-- EXERCISE MATERIAL follows --

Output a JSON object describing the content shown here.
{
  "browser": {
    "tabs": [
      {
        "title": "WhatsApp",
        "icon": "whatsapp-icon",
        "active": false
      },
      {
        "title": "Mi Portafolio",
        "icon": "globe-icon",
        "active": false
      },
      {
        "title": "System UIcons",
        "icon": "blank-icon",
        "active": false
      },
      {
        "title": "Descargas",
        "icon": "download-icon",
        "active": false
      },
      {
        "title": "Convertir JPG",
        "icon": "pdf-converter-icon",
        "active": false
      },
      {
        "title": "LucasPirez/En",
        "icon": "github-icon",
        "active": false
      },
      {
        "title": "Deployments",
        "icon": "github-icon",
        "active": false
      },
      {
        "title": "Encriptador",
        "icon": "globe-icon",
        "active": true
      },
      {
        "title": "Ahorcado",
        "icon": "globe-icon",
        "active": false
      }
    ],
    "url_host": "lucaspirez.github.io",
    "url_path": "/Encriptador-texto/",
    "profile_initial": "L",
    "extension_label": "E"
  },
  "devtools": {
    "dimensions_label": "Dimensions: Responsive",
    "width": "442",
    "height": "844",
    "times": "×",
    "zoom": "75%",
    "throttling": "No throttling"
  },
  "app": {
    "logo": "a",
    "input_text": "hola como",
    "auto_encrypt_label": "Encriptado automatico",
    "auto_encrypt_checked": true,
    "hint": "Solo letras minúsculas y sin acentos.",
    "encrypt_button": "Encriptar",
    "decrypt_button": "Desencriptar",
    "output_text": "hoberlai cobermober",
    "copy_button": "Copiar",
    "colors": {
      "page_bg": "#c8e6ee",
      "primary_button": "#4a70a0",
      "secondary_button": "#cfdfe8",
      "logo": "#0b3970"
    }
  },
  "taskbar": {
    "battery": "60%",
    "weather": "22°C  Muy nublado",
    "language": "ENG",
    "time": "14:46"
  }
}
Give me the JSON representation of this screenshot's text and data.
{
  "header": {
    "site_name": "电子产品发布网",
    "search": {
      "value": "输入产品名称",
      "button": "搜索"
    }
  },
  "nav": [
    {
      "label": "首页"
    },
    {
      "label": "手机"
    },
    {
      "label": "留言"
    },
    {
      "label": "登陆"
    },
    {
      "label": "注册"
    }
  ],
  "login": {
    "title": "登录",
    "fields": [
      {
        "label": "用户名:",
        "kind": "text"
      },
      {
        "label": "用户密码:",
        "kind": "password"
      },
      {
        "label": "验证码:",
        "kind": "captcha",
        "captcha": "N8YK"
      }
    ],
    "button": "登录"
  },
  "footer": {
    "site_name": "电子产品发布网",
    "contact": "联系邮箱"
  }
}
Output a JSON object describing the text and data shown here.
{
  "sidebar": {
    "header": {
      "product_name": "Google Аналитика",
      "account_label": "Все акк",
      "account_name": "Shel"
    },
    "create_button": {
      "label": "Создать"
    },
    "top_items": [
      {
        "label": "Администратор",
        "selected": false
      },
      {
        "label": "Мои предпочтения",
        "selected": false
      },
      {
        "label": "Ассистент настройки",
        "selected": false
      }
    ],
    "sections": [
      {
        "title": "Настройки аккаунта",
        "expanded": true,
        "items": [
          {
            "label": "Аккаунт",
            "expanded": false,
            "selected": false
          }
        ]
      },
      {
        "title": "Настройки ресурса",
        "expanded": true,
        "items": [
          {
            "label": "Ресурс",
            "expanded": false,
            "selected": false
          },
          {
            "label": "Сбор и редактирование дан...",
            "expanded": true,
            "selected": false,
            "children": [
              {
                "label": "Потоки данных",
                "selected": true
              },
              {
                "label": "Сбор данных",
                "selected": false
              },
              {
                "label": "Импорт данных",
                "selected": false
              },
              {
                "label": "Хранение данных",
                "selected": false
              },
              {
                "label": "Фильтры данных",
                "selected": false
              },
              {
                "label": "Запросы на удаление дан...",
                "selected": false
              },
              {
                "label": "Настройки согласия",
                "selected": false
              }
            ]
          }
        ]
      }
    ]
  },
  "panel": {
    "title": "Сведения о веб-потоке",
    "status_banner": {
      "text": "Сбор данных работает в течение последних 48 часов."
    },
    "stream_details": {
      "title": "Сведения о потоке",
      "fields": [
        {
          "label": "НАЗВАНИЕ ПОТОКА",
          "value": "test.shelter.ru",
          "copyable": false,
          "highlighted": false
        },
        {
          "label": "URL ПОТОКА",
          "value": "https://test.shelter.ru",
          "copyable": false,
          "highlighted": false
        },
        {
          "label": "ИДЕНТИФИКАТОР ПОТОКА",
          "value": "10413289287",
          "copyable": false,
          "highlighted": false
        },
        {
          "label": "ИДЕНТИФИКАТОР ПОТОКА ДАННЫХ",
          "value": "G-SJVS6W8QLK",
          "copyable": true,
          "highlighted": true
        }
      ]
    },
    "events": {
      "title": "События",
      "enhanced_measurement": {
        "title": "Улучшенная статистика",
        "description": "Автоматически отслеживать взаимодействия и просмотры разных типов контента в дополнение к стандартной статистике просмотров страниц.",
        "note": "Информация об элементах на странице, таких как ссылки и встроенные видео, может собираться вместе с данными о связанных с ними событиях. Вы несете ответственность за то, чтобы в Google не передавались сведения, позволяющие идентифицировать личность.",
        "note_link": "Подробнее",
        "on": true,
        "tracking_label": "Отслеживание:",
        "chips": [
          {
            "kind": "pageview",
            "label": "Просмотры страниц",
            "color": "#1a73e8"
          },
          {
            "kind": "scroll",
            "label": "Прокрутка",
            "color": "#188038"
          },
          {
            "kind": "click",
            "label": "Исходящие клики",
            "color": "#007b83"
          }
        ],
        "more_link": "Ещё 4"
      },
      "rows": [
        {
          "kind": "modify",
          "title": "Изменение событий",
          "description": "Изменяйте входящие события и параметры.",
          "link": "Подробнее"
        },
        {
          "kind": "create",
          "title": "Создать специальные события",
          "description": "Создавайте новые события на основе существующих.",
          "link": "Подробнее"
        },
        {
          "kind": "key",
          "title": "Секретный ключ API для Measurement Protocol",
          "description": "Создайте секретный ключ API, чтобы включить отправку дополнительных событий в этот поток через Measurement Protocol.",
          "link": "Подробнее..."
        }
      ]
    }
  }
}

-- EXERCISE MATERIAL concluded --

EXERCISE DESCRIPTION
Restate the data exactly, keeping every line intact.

OUTPUT OF THE EXERCISE
Output a JSON object describing the content shown here.
{
  "browser": {
    "tabs": [
      {
        "title": "WhatsApp",
        "icon": "whatsapp-icon",
        "active": false
      },
      {
        "title": "Mi Portafolio",
        "icon": "globe-icon",
        "active": false
      },
      {
        "title": "System UIcons",
        "icon": "blank-icon",
        "active": false
      },
      {
        "title": "Descargas",
        "icon": "download-icon",
        "active": false
      },
      {
        "title": "Convertir JPG",
        "icon": "pdf-converter-icon",
        "active": false
      },
      {
        "title": "LucasPirez/En",
        "icon": "github-icon",
        "active": false
      },
      {
        "title": "Deployments",
        "icon": "github-icon",
        "active": false
      },
      {
        "title": "Encriptador",
        "icon": "globe-icon",
        "active": true
      },
      {
        "title": "Ahorcado",
        "icon": "globe-icon",
        "active": false
      }
    ],
    "url_host": "lucaspirez.github.io",
    "url_path": "/Encriptador-texto/",
    "profile_initial": "L",
    "extension_label": "E"
  },
  "devtools": {
    "dimensions_label": "Dimensions: Responsive",
    "width": "442",
    "height": "844",
    "times": "×",
    "zoom": "75%",
    "throttling": "No throttling"
  },
  "app": {
    "logo": "a",
    "input_text": "hola como",
    "auto_encrypt_label": "Encriptado automatico",
    "auto_encrypt_checked": true,
    "hint": "Solo letras minúsculas y sin acentos.",
    "encrypt_button": "Encriptar",
    "decrypt_button": "Desencriptar",
    "output_text": "hoberlai cobermober",
    "copy_button": "Copiar",
    "colors": {
      "page_bg": "#c8e6ee",
      "primary_button": "#4a70a0",
      "secondary_button": "#cfdfe8",
      "logo": "#0b3970"
    }
  },
  "taskbar": {
    "battery": "60%",
    "weather": "22°C  Muy nublado",
    "language": "ENG",
    "time": "14:46"
  }
}
Give me the JSON representation of this screenshot's text and data.
{
  "header": {
    "site_name": "电子产品发布网",
    "search": {
      "value": "输入产品名称",
      "button": "搜索"
    }
  },
  "nav": [
    {
      "label": "首页"
    },
    {
      "label": "手机"
    },
    {
      "label": "留言"
    },
    {
      "label": "登陆"
    },
    {
      "label": "注册"
    }
  ],
  "login": {
    "title": "登录",
    "fields": [
      {
        "label": "用户名:",
        "kind": "text"
      },
      {
        "label": "用户密码:",
        "kind": "password"
      },
      {
        "label": "验证码:",
        "kind": "captcha",
        "captcha": "N8YK"
      }
    ],
    "button": "登录"
  },
  "footer": {
    "site_name": "电子产品发布网",
    "contact": "联系邮箱"
  }
}
Output a JSON object describing the text and data shown here.
{
  "sidebar": {
    "header": {
      "product_name": "Google Аналитика",
      "account_label": "Все акк",
      "account_name": "Shel"
    },
    "create_button": {
      "label": "Создать"
    },
    "top_items": [
      {
        "label": "Администратор",
        "selected": false
      },
      {
        "label": "Мои предпочтения",
        "selected": false
      },
      {
        "label": "Ассистент настройки",
        "selected": false
      }
    ],
    "sections": [
      {
        "title": "Настройки аккаунта",
        "expanded": true,
        "items": [
          {
            "label": "Аккаунт",
            "expanded": false,
            "selected": false
          }
        ]
      },
      {
        "title": "Настройки ресурса",
        "expanded": true,
        "items": [
          {
            "label": "Ресурс",
            "expanded": false,
            "selected": false
          },
          {
            "label": "Сбор и редактирование дан...",
            "expanded": true,
            "selected": false,
            "children": [
              {
                "label": "Потоки данных",
                "selected": true
              },
              {
                "label": "Сбор данных",
                "selected": false
              },
              {
                "label": "Импорт данных",
                "selected": false
              },
              {
                "label": "Хранение данных",
                "selected": false
              },
              {
                "label": "Фильтры данных",
                "selected": false
              },
              {
                "label": "Запросы на удаление дан...",
                "selected": false
              },
              {
                "label": "Настройки согласия",
                "selected": false
              }
            ]
          }
        ]
      }
    ]
  },
  "panel": {
    "title": "Сведения о веб-потоке",
    "status_banner": {
      "text": "Сбор данных работает в течение последних 48 часов."
    },
    "stream_details": {
      "title": "Сведения о потоке",
      "fields": [
        {
          "label": "НАЗВАНИЕ ПОТОКА",
          "value": "test.shelter.ru",
          "copyable": false,
          "highlighted": false
        },
        {
          "label": "URL ПОТОКА",
          "value": "https://test.shelter.ru",
          "copyable": false,
          "highlighted": false
        },
        {
          "label": "ИДЕНТИФИКАТОР ПОТОКА",
          "value": "10413289287",
          "copyable": false,
          "highlighted": false
        },
        {
          "label": "ИДЕНТИФИКАТОР ПОТОКА ДАННЫХ",
          "value": "G-SJVS6W8QLK",
          "copyable": true,
          "highlighted": true
        }
      ]
    },
    "events": {
      "title": "События",
      "enhanced_measurement": {
        "title": "Улучшенная статистика",
        "description": "Автоматически отслеживать взаимодействия и просмотры разных типов контента в дополнение к стандартной статистике просмотров страниц.",
        "note": "Информация об элементах на странице, таких как ссылки и встроенные видео, может собираться вместе с данными о связанных с ними событиях. Вы несете ответственность за то, чтобы в Google не передавались сведения, позволяющие идентифицировать личность.",
        "note_link": "Подробнее",
        "on": true,
        "tracking_label": "Отслеживание:",
        "chips": [
          {
            "kind": "pageview",
            "label": "Просмотры страниц",
            "color": "#1a73e8"
          },
          {
            "kind": "scroll",
            "label": "Прокрутка",
            "color": "#188038"
          },
          {
            "kind": "click",
            "label": "Исходящие клики",
            "color": "#007b83"
          }
        ],
        "more_link": "Ещё 4"
      },
      "rows": [
        {
          "kind": "modify",
          "title": "Изменение событий",
          "description": "Изменяйте входящие события и параметры.",
          "link": "Подробнее"
        },
        {
          "kind": "create",
          "title": "Создать специальные события",
          "description": "Создавайте новые события на основе существующих.",
          "link": "Подробнее"
        },
        {
          "kind": "key",
          "title": "Секретный ключ API для Measurement Protocol",
          "description": "Создайте секретный ключ API, чтобы включить отправку дополнительных событий в этот поток через Measurement Protocol.",
          "link": "Подробнее..."
        }
      ]
    }
  }
}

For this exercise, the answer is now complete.